Are you trying to figure out whether “jobsite” is one or two words? It’s important to know this before including it in your writing.
Luckily, this article is here to help. We’ll show you how to spell “jobsite” and why there seem to be two different spellings for it.
Is “Job Site” One or Two Words?
Both “job site” and “jobsite” are correct. The one and two-word spelling variations are both accepted and recognized in English. However, it’s more common to see “jobsite” in American English, where “job” functions as the attributive noun to modify “site.”
Here are two examples to show you how both words work:
- I worked at the job site. However, I couldn’t figure out what they were asking of me.
- The jobsite needed work. I already looked into it to see if there was something I could change.
The preferred spelling tends to be “jobsite.” In modern English, it’s very common to see two words (“job” and “site”) blended into one for ease’s sake.
With that said, the two-word spelling “job site” is still acceptable and can also be found in writing.
Typically, the choice between the two spellings varies depending on personal preference or specific style guides (like AP or Chicago Style).
Let’s start with the two-word variation. This is the older version of the word, where “job” and “site” functioned as two different words.
Here, “job” is modifying “site.” Therefore, it implies that it is a site you carry out jobs on (a construction job site, for example).
If you look up “job site” on The Merriam-Webster Dictionary, you will only find it with the one-word variation.
It’s also more common for AP Style guidelines to stick with the one-word variation. It’s a more modern spelling. The two-word spelling is outdated.
The reason is probably related to British English writers preferring more traditional rules. Since “job site” is the old version of the word, it makes sense they are more likely to use it.
Nevertheless, here are two examples to help you see it in action:
- We need access to the job site. Do you think they’ll grant that to use before we continue?
- I’m not going to see the job site, am I? You have other plans in mind for what we’ll do today.
So, it’s clear the one-word spelling is more appropriate in modern English. It’s the more modern spelling, making it generally more acceptable in writing.
We recommend including it because “job” is an attributive noun modifying “site.” Since “job site” is a clear phrase in itself, it made sense to combine the two words to make it easier for readers.
Now, people recognize “jobsite” as one word.
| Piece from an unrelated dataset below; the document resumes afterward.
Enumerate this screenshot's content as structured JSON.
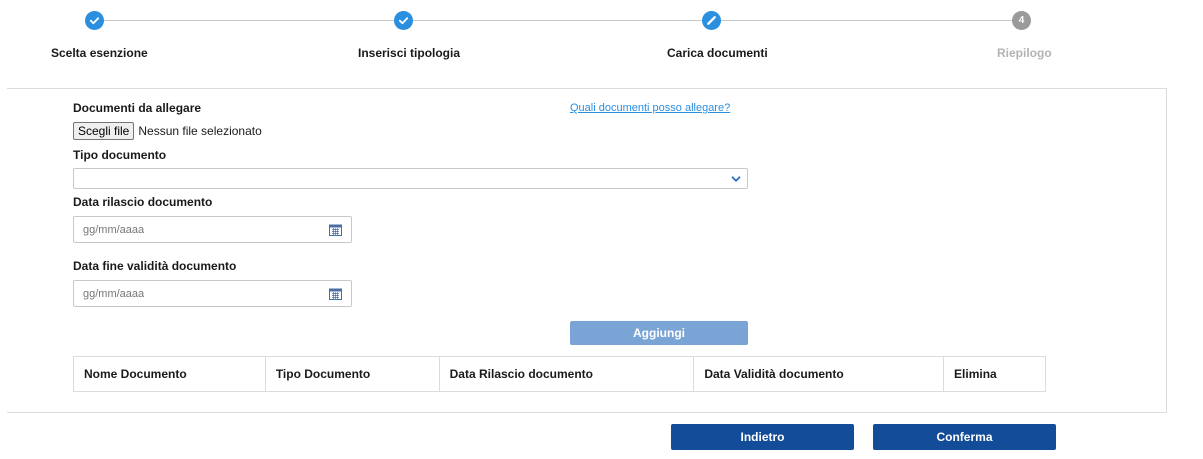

Readers prefer seeing it like this because it translates better on the page.
Also, according to The Merriam-Webster Dictionary, you should only ever write “jobsite” as one word.
AP Style suggests you can group two words as long as they are easily distinguishable and you don’t lose the word’s meaning. That’s why “jobsite” tends to be a popular option.
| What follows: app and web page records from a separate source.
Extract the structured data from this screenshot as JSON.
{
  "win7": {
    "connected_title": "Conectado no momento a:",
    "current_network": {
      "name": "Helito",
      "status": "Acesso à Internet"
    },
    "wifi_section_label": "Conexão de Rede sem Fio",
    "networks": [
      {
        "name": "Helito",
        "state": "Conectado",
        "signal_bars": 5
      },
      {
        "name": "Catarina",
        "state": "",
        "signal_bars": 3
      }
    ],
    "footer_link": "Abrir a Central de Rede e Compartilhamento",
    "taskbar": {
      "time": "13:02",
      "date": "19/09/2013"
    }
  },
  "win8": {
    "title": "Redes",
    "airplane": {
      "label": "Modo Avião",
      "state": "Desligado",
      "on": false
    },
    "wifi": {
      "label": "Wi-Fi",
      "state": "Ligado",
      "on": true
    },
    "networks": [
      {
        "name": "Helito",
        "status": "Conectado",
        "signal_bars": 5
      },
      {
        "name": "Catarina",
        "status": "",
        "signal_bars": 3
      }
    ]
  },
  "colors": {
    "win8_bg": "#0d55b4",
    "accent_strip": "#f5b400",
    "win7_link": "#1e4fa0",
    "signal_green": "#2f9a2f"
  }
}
It’s also worth reviewing the American English Google Ngram graph. While “job site” still seems to be quite popular, “jobsite” as one word is certainly catching up to it in popularity.
Here are some examples to help you with it:
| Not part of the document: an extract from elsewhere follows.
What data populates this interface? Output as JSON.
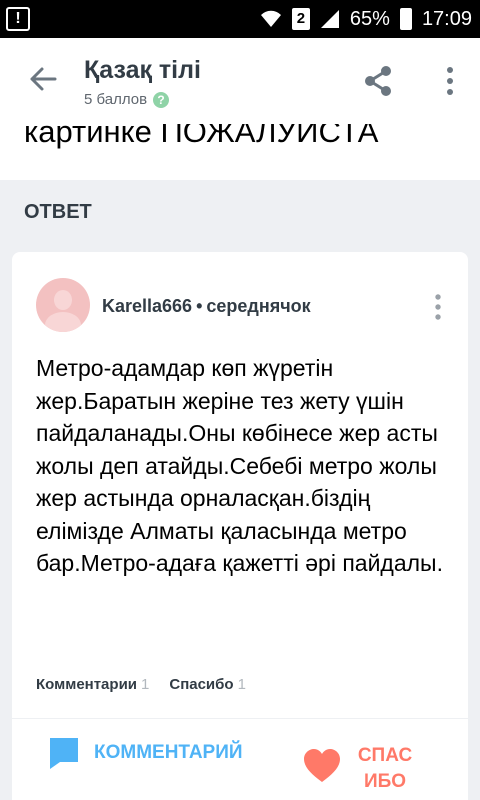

- She was on the jobsite all morning. I doubt you’ll be able to get anything out of her.
- We need to go to the jobsite again. I have to carry out a few reports to see if things are up to standard.
Both “jobsite” and “job site” are acceptable in English. The one and two-word spellings are correct.
However, the one-word spelling is more common in modern English. You’ll often find people writing this over “job site” to keep things as simple as possible.
Martin holds a Master’s degree in Finance and International Business. He has six years of experience in professional communication with clients, executives, and colleagues. Furthermore, he has teaching experience from Aarhus University. Martin has been featured as an expert in communication and teaching on Forbes and Shopify. Read more about Martin here.